In case you missed it, the U.S. Occupational Safety and Health Administration (OSHA) has issued a new rule that many employers will need to follow beginning January 1, 2017. Just published May 12th, the final rule expands obligations for electronic record keeping related to injuries and illnesses and also requires that much of the data be made public. OSHA explains: “The proposal does not add any new requirement to keep records; it only modifies an employer’s obligation to transmit these records to OSHA.”
Here’s who is impacted:
- Any business with 250 or more employees that is already required to record onsite OSHA Injury and Illness forms.

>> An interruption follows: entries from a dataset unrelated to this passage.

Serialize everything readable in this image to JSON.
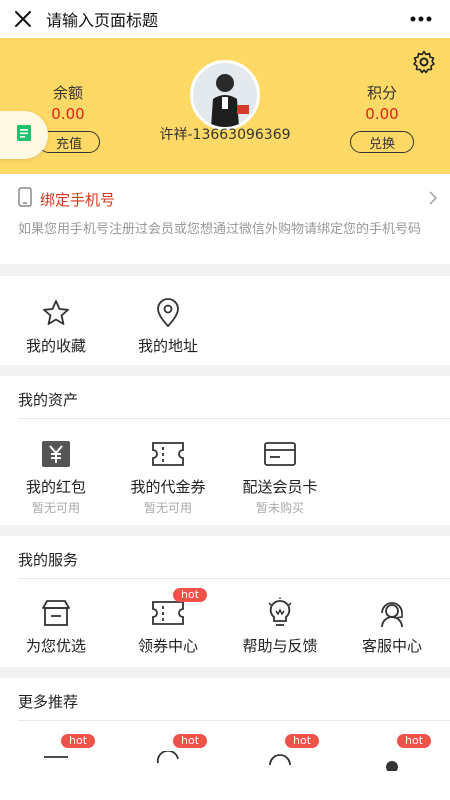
{
  "nav": {
    "title": "请输入页面标题"
  },
  "profile": {
    "balance_label": "余额",
    "balance_value": "0.00",
    "recharge_label": "充值",
    "points_label": "积分",
    "points_value": "0.00",
    "exchange_label": "兑换",
    "user_name": "许祥-13663096369"
  },
  "bind_phone": {
    "title": "绑定手机号",
    "description": "如果您用手机号注册过会员或您想通过微信外购物请绑定您的手机号码"
  },
  "quick_links": [
    {
      "label": "我的收藏",
      "icon": "star-icon"
    },
    {
      "label": "我的地址",
      "icon": "location-pin-icon"
    }
  ],
  "assets": {
    "title": "我的资产",
    "items": [
      {
        "label": "我的红包",
        "sub": "暂无可用",
        "icon": "yen-icon"
      },
      {
        "label": "我的代金券",
        "sub": "暂无可用",
        "icon": "ticket-icon"
      },
      {
        "label": "配送会员卡",
        "sub": "暂未购买",
        "icon": "card-icon"
      }
    ]
  },
  "services": {
    "title": "我的服务",
    "items": [
      {
        "label": "为您优选",
        "icon": "store-icon",
        "badge": ""
      },
      {
        "label": "领券中心",
        "icon": "coupon-icon",
        "badge": "hot"
      },
      {
        "label": "帮助与反馈",
        "icon": "lightbulb-icon",
        "badge": ""
      },
      {
        "label": "客服中心",
        "icon": "headset-icon",
        "badge": ""
      }
    ]
  },
  "recommend": {
    "title": "更多推荐",
    "badges": [
      "hot",
      "hot",
      "hot",
      "hot"
    ]
  },
  "colors": {
    "header_bg": "#ffd966",
    "price_red": "#e02020",
    "accent_red": "#d4361c",
    "hot_badge": "#f0524a"
  }
}
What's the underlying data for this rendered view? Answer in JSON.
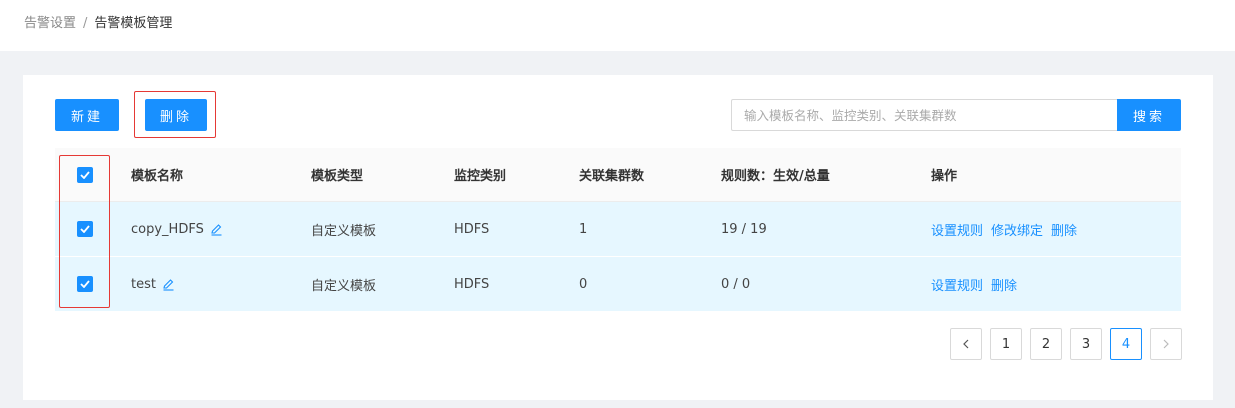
{
  "breadcrumb": {
    "parent": "告警设置",
    "separator": "/",
    "current": "告警模板管理"
  },
  "toolbar": {
    "new_label": "新建",
    "delete_label": "删除"
  },
  "search": {
    "placeholder": "输入模板名称、监控类别、关联集群数",
    "value": "",
    "button_label": "搜索"
  },
  "table": {
    "columns": [
      "模板名称",
      "模板类型",
      "监控类别",
      "关联集群数",
      "规则数：生效/总量",
      "操作"
    ],
    "header_checked": true,
    "rows": [
      {
        "checked": true,
        "name": "copy_HDFS",
        "type": "自定义模板",
        "category": "HDFS",
        "clusters": "1",
        "rules": "19 / 19",
        "actions": [
          "设置规则",
          "修改绑定",
          "删除"
        ]
      },
      {
        "checked": true,
        "name": "test",
        "type": "自定义模板",
        "category": "HDFS",
        "clusters": "0",
        "rules": "0 / 0",
        "actions": [
          "设置规则",
          "删除"
        ]
      }
    ]
  },
  "pagination": {
    "prev": "<",
    "pages": [
      "1",
      "2",
      "3",
      "4"
    ],
    "current": "4",
    "next": ">"
  },
  "colors": {
    "primary": "#1890ff",
    "highlight_border": "#e53935",
    "selected_row_bg": "#e6f7ff"
  },
  "icons": {
    "checkbox": "check-icon",
    "edit": "pencil-icon",
    "prev": "chevron-left-icon",
    "next": "chevron-right-icon"
  }
}
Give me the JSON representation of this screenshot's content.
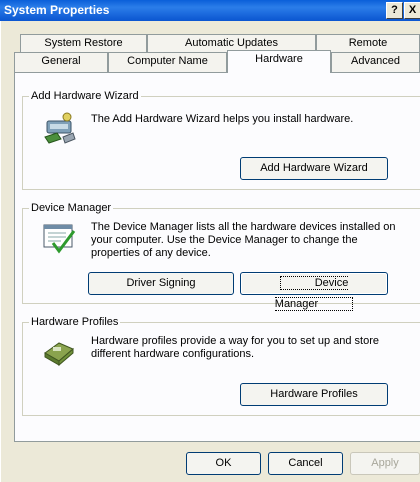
{
  "window": {
    "title": "System Properties",
    "help_glyph": "?",
    "close_glyph": "X"
  },
  "tabs_row1": [
    "System Restore",
    "Automatic Updates",
    "Remote"
  ],
  "tabs_row2": [
    "General",
    "Computer Name",
    "Hardware",
    "Advanced"
  ],
  "active_tab": "Hardware",
  "groups": {
    "wizard": {
      "legend": "Add Hardware Wizard",
      "description": "The Add Hardware Wizard helps you install hardware.",
      "button": "Add Hardware Wizard"
    },
    "device_manager": {
      "legend": "Device Manager",
      "description": "The Device Manager lists all the hardware devices installed on your computer. Use the Device Manager to change the properties of any device.",
      "button_signing": "Driver Signing",
      "button_manager": "Device Manager"
    },
    "profiles": {
      "legend": "Hardware Profiles",
      "description": "Hardware profiles provide a way for you to set up and store different hardware configurations.",
      "button": "Hardware Profiles"
    }
  },
  "footer": {
    "ok": "OK",
    "cancel": "Cancel",
    "apply": "Apply"
  }
}
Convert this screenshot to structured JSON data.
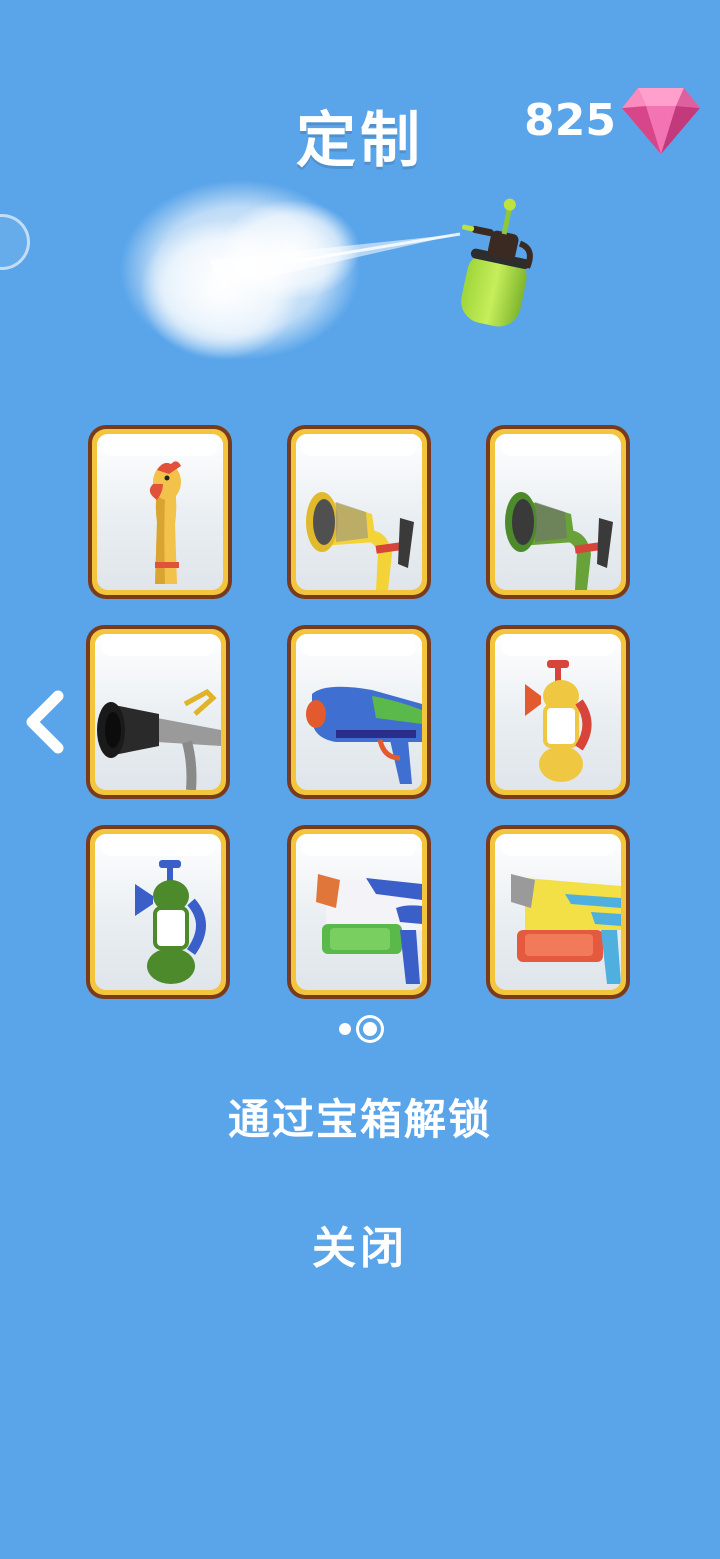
{
  "header": {
    "title": "定制",
    "gems": "825"
  },
  "colors": {
    "background": "#5aa5ea",
    "card_border": "#7a3a1c",
    "card_frame": "#f2c53d",
    "gem": "#f06aa8"
  },
  "grid": {
    "items": [
      {
        "name": "rubber-chicken",
        "icon": "rubber-chicken-icon"
      },
      {
        "name": "yellow-hose-nozzle",
        "icon": "hose-nozzle-icon"
      },
      {
        "name": "green-hose-nozzle",
        "icon": "hose-nozzle-icon"
      },
      {
        "name": "black-fire-hose",
        "icon": "fire-hose-icon"
      },
      {
        "name": "blue-water-gun",
        "icon": "water-gun-icon"
      },
      {
        "name": "yellow-pressure-sprayer",
        "icon": "pressure-sprayer-icon"
      },
      {
        "name": "green-pressure-sprayer",
        "icon": "pressure-sprayer-icon"
      },
      {
        "name": "white-blaster",
        "icon": "water-blaster-icon"
      },
      {
        "name": "yellow-blaster",
        "icon": "water-blaster-icon"
      }
    ]
  },
  "pager": {
    "pages": 2,
    "current": 2
  },
  "actions": {
    "unlock_label": "通过宝箱解锁",
    "close_label": "关闭"
  }
}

- Any business in a high-risk industry, such as agriculture, forestry, construction or manufacturing with 20 – 249 employees.
Deadlines for electronic submission:
- July 1, 2017, for 2016 injuries and illnesses.
- July 1, 2018, for 2017 data.
- Beginning 2019, the target date shifts to March 2nd.
There is also a provision that goes into effect on August 1st of this year expressly barring employers from retaliating against employees who report an injury or illness, while also mandating that reporting procedures be “reasonable” so as not to deter or discourage reporting.
According to OSHA, electronic submission will allow for better data analysis, which it believes will improve the efficient use of enforcement, compliance and assistance resources. Some of the information, including employer-, location- and incident-specific injury data, will be posted on the OSHA website, a change in procedure that has been challenged by some businesses. However, David Michaels, assistant secretary of Labor for OSHA, defended the move, saying, “Since high injury rates are a sign of poor management, no employer wants to be seen publicly as operating a dangerous workplace. Our new reporting requirements will ‘nudge’ employers to prevent worker injuries and illnesses to demonstrate to investors, job seekers, customers and the public that they operate safe and well-managed facilities.”
The Coalition for Workplace Safety disagrees and issued a statement sharing its concern “about the damage that could come from the disclosure of sensitive and proprietary information — which companies go to great lengths to protect.” The coalition is also apprehensive of the impact non-safety related incidents, such as bee stings, slips and falls not connected to the job, or even heart attacks, might have on the perceptions of a company’s safety culture.
Whether you appreciate the intent of the new ruling or bristle at the addition of another regulation, it’s a new requirement that MJ wanted to make you aware of as the compliance deadline approaches. If you’d like more information and details, you can visit this link on the OSHA website or read the final rule in its entirety. As always, if you have any questions, please don’t hesitate to contact me directly at email@example.com.